Powered by NewsLook.com
Raw: Nurse Nina Pham Arrives in Maryland

Raw: Nurse Nina Pham Arrives in Maryland

AP (Oct. 17, 2014) The first nurse to be diagnosed with Ebola at a Dallas hospital walked down the stairs of an executive jet into an ambulance at an airport in Frederick, Maryland, on Thursday. Pham will be treated at the National Institutes of Health. (Oct. 16) Video provided by AP
Powered by NewsLook.com
Raw: Cruise Ship Returns to US Over Ebola Fears

Raw: Cruise Ship Returns to US Over Ebola Fears

AP (Oct. 17, 2014) A Caribbean cruise ship carrying a Dallas health care worker who is being monitored for signs of the Ebola virus is heading back to Texas, US, after being refused permission to dock in Cozumel, Mexico. (Oct. 17) Video provided by AP
Powered by NewsLook.com
Spanish Govt: Four Suspected Ebola Cases in Spain Test Negative

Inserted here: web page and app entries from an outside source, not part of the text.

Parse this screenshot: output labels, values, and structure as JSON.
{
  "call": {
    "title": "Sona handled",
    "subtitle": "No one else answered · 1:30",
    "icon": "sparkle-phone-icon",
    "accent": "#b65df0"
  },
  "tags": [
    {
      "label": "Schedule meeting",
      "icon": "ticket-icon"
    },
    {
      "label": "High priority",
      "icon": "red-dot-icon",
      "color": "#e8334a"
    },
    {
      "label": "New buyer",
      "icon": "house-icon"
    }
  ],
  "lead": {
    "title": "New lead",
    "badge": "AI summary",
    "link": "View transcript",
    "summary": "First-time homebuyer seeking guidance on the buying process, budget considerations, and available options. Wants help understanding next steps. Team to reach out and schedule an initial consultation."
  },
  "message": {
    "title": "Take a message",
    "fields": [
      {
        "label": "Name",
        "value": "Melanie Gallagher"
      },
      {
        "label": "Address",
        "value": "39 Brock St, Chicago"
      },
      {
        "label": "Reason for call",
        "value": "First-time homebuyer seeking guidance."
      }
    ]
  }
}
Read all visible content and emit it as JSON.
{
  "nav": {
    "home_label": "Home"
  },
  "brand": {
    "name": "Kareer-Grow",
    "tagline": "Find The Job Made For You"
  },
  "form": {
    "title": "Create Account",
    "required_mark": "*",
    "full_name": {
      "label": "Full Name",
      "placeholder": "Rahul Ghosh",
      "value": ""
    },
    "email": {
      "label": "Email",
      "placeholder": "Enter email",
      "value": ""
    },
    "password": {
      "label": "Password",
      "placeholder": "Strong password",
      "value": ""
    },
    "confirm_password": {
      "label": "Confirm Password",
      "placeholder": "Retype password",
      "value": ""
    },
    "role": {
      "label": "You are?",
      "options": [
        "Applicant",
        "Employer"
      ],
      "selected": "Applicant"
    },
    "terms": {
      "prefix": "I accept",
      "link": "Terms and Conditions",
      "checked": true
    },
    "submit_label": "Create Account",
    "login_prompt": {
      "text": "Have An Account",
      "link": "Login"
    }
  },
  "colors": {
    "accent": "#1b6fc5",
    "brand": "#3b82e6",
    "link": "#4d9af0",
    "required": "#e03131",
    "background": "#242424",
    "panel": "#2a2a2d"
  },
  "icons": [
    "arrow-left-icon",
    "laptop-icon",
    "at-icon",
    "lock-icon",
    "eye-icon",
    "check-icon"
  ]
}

Spanish Govt: Four Suspected Ebola Cases in Spain Test Negative

AFP (Oct. 17, 2014) All four suspected Ebola cases admitted to hospitals in Spain on Thursday have tested negative for the deadly virus in a first round of tests, the government said Friday. Duration: 00:55 Video provided by AFP
Powered by NewsLook.com

Search ScienceDaily

Number of stories in archives: 140,361

Find with keyword(s):
Enter a keyword or phrase to search ScienceDaily for related topics and research stories.

Save/Print:
Share:

Breaking News:

Strange & Offbeat Stories


Health & Medicine

Mind & Brain

Living & Well

In Other News

... from NewsDaily.com

Science News

Health News

Environment News

Technology News



Save/Print:
Share:

Free Subscriptions


Get the latest science news with ScienceDaily's free email newsletters, updated daily and weekly. Or view hourly updated newsfeeds in your RSS reader:

Get Social & Mobile


Keep up to date with the latest news from ScienceDaily via social networks and mobile apps:

Have Feedback?


Tell us what you think of ScienceDaily -- we welcome both positive and negative comments. Have any problems using the site? Questions?
Mobile: iPhone Android Web
Follow: Facebook Twitter Google+
Subscribe: RSS Feeds Email Newsletters
Latest Headlines Health & Medicine Mind & Brain Space & Time Matter & Energy Computers & Math Plants & Animals Earth & Climate Fossils & Ruins